Intellectuals, religious literati included, have often been targeted as prime candidates for indoctrination and self-deception. Propaganda and self-delusion comprise equal opportunity maladies for “intellectuals,” meaning people with special analytical skills and experience in assessing or interpreting data. The historical fact that intellectuals have been misled and coopted so consistently within movements which they should be able to see through clearly rests on the delusion that they are immune to the viruses of propaganda or terrorism. Regardless of their special skills, intellectuals remain people–no more important than others and no less vulnerable to indoctrination and manipulation. Cases in point: the inevitable presence of intellectuals among Nazis, Maoists, present cells of al-Qaeda, and other political and religious groups.
The question “why are intellectuals vulnerable?” is partly answered by “why not?” Intellectuals stand equally subject to negative emotions such as hubris, fear, resentment, or subtle loathing toward self and others. Second, intellectuals suffer from common psychological aberrancies, collective pressures, or temptations to class exclusiveness. Third, intellectuals live in the realm of ideas based on terrains that are less yielding, unlike technology and finance that are based on facts. More malleable than durable goods, ideas can more easily be bent and twisted whether in guileless error or in self-indoctrination. Lastly, societal misconceptions that intellectuals are superior or immune to religious propaganda and terrorism enhance their social impact as propaganda’s Trojan horses.
Current resurgences of religious terrorism present occasions to examine what distinguishes authentic advocacy from coercive indoctrination and propaganda and the mental and physical terrorism that they both embody and expedite. These exploitations often highlight the use of repetitive formulas and self-hypnotic meditation, binary thinking, and the targeting of youth. Terrorist propagandas can also be recognized in five features which may be less visible in terms of physical consequences: unwarranted certitude, unmodified pursuits of self-interest, deceptions by self and others, exploitation of emotions, and alliances with misled intellectuals.
By contrast, in humanist traditions–as well as religious traditions that in various measures honor human values like truth, honesty, and freedom–the best defense against indoctrination and terror is aggressive pursuit of critical thought and feeling. Those who think critically begin by identifying their own assumptions. They mature by avoiding exploitations like those described above and by testing their views against opposing viewpoints. Progressing forward in discerning the anatomy of religious propaganda, they remain ahead of the physical and mental terrorism that religious and other propagandas have so often manufactured. Aggressive critical thought produces freedom’s best defense.
Roderick Hindery is emeritus professor in comparative and social ethics at Temple University at Philadelphia, adjunct professor at Arizona State University, and has taught in the departments of history and religious studies at California State University at Fullerton and Northridge. He is the author of Indoctrination and Self-deception or Free and Critical Thought? and Comparative Ethics in Hindu and Buddhist Traditions.

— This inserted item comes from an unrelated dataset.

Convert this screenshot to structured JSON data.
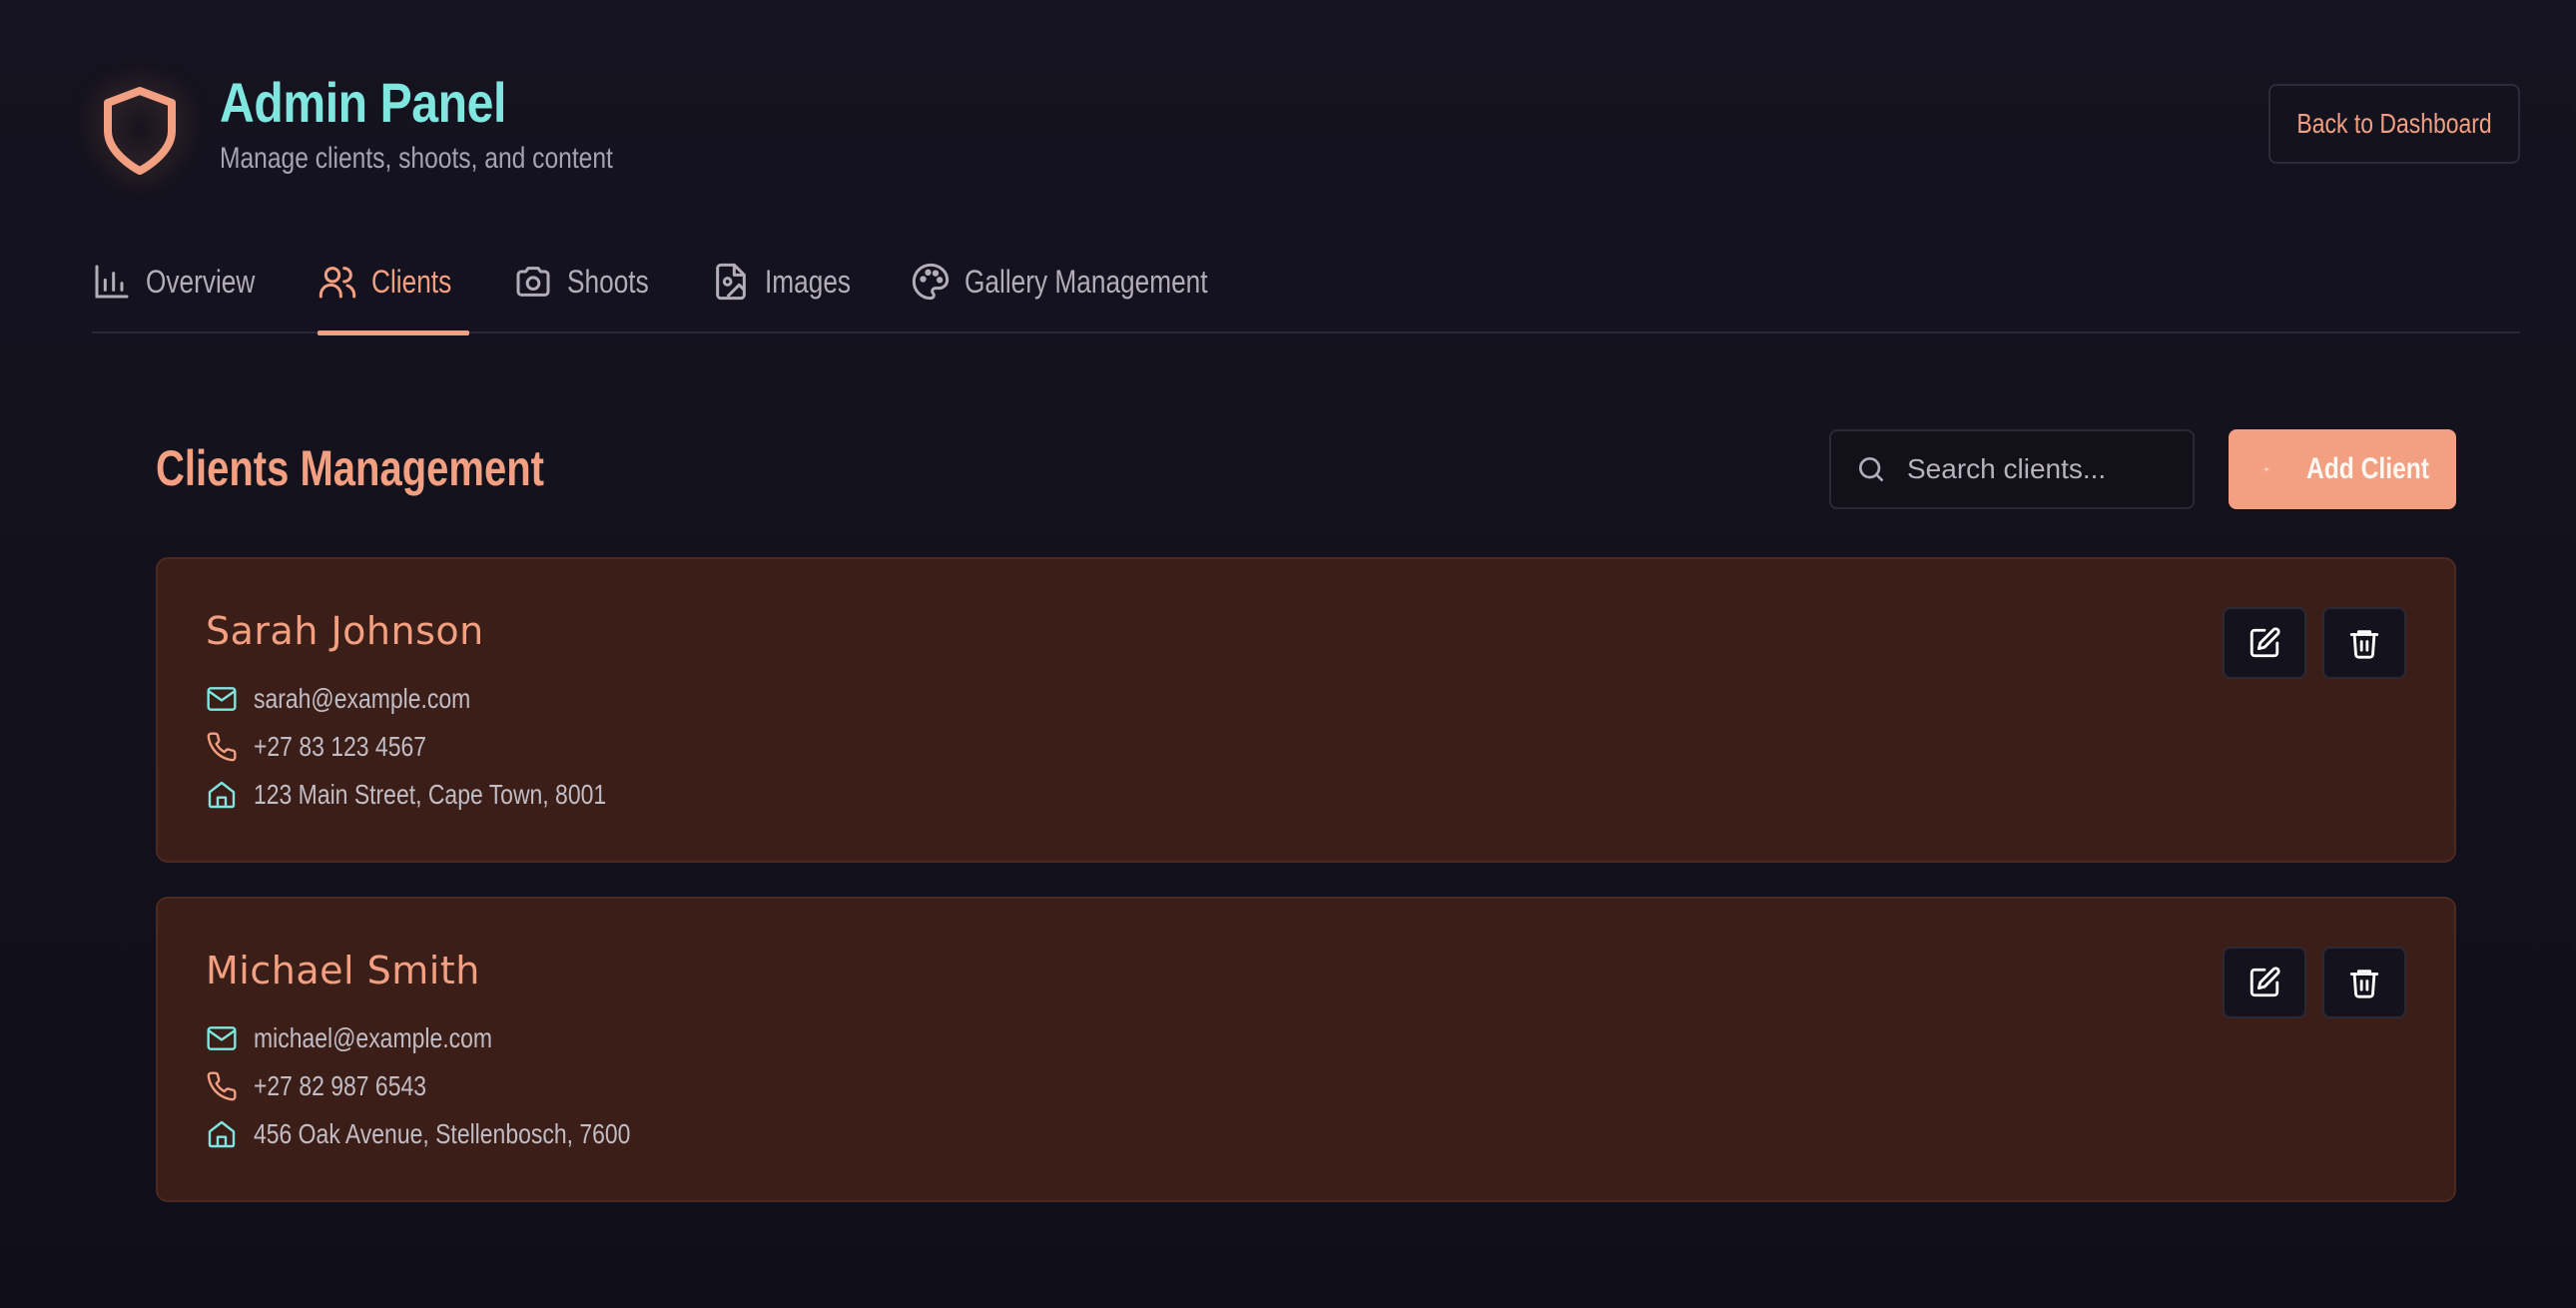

Bibliography for: “The anatomy of propaganda within religious terrorism”
Roderick Hindery “The anatomy of propaganda within religious terrorism”. Humanist. FindArticles.com. 01 Sep, 2011. http://findarticles.com/p/articles/mi_m1374/is_2_63/ai_98469793/

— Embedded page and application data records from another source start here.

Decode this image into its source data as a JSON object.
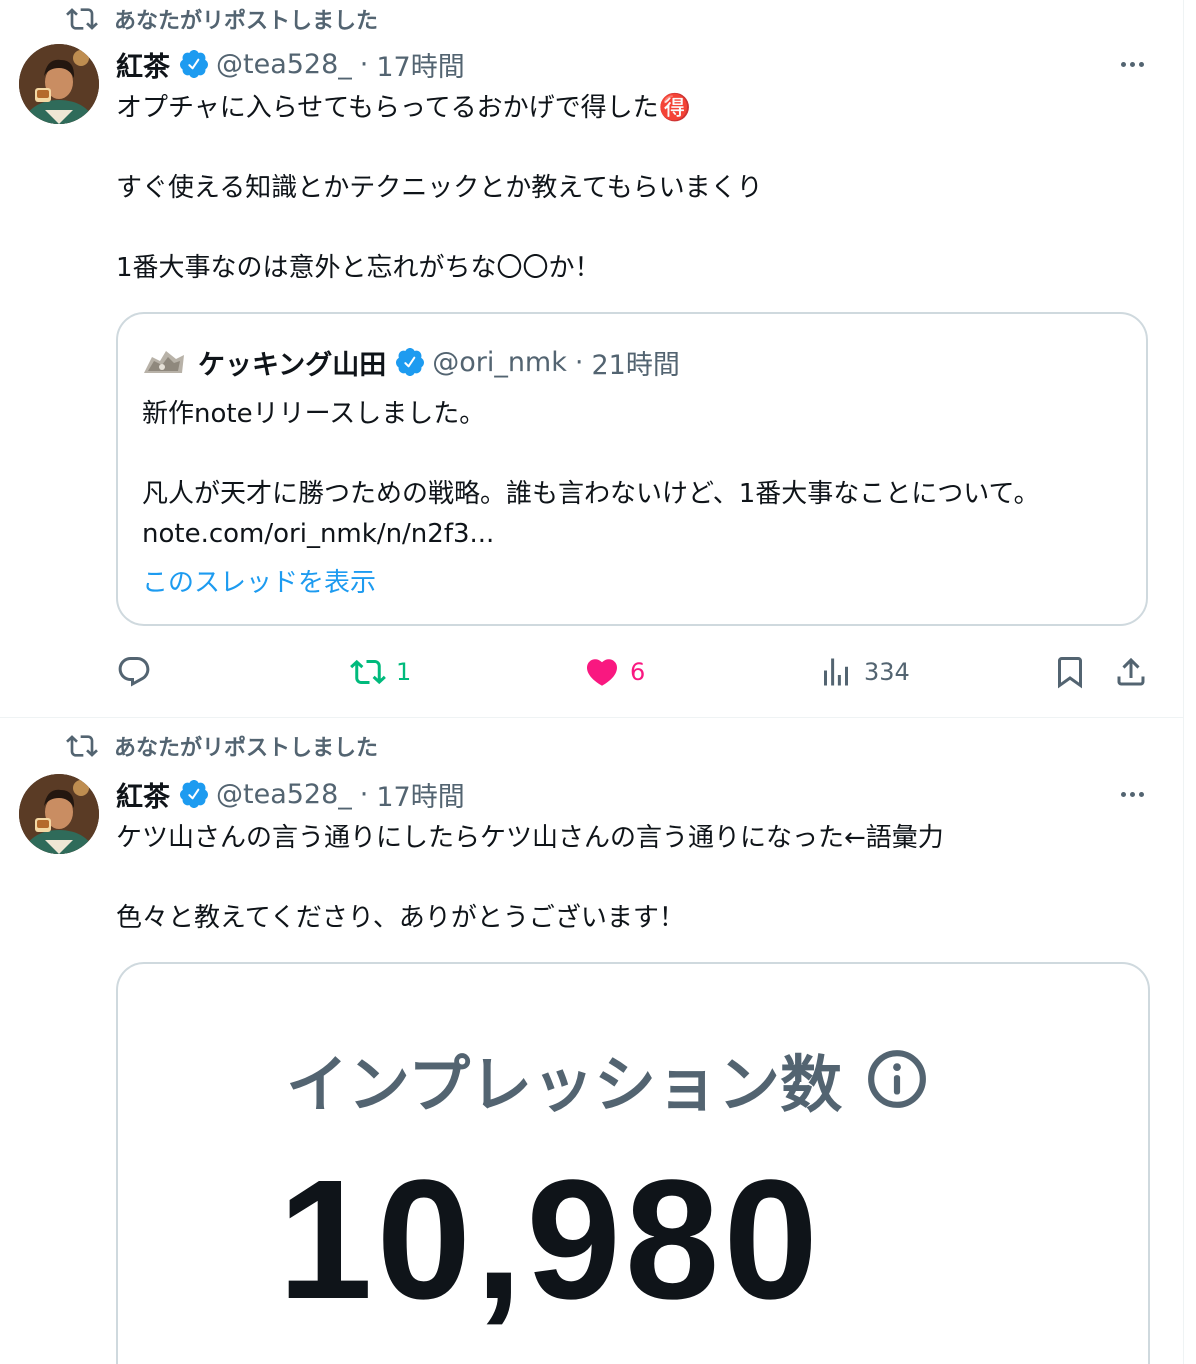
{
  "colors": {
    "text_primary": "#0f1419",
    "text_secondary": "#536471",
    "link_blue": "#1d9bf0",
    "verified_blue": "#1d9bf0",
    "repost_green": "#00ba7c",
    "like_pink": "#f91880",
    "border": "#cfd9de"
  },
  "tweets": [
    {
      "social_context": "あなたがリポストしました",
      "author": {
        "display_name": "紅茶",
        "handle": "@tea528_",
        "time": "17時間",
        "verified": true
      },
      "text_lines": [
        "オプチャに入らせてもらってるおかげで得した",
        "すぐ使える知識とかテクニックとか教えてもらいまくり",
        "1番大事なのは意外と忘れがちな〇〇か！"
      ],
      "emoji": "🉐",
      "quote": {
        "author": {
          "display_name": "ケッキング山田",
          "handle": "@ori_nmk",
          "time": "21時間",
          "verified": true
        },
        "text_lines": [
          "新作noteリリースしました。",
          "凡人が天才に勝つための戦略。誰も言わないけど、1番大事なことについて。",
          "note.com/ori_nmk/n/n2f3..."
        ],
        "show_thread": "このスレッドを表示"
      },
      "actions": {
        "replies": "",
        "reposts": "1",
        "likes": "6",
        "views": "334",
        "reposted": true,
        "liked": true
      }
    },
    {
      "social_context": "あなたがリポストしました",
      "author": {
        "display_name": "紅茶",
        "handle": "@tea528_",
        "time": "17時間",
        "verified": true
      },
      "text_lines": [
        "ケツ山さんの言う通りにしたらケツ山さんの言う通りになった←語彙力",
        "色々と教えてくださり、ありがとうございます！"
      ],
      "media": {
        "title": "インプレッション数",
        "value": "10,980",
        "icon": "info-icon"
      }
    }
  ]
}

(A summary of this article is available in the menu to the left as “Identifying Religious Terrorism through Profiles of Propaganda.” Or click here.)
(1) Source: http://www.topnews.in/people/adolf-hitler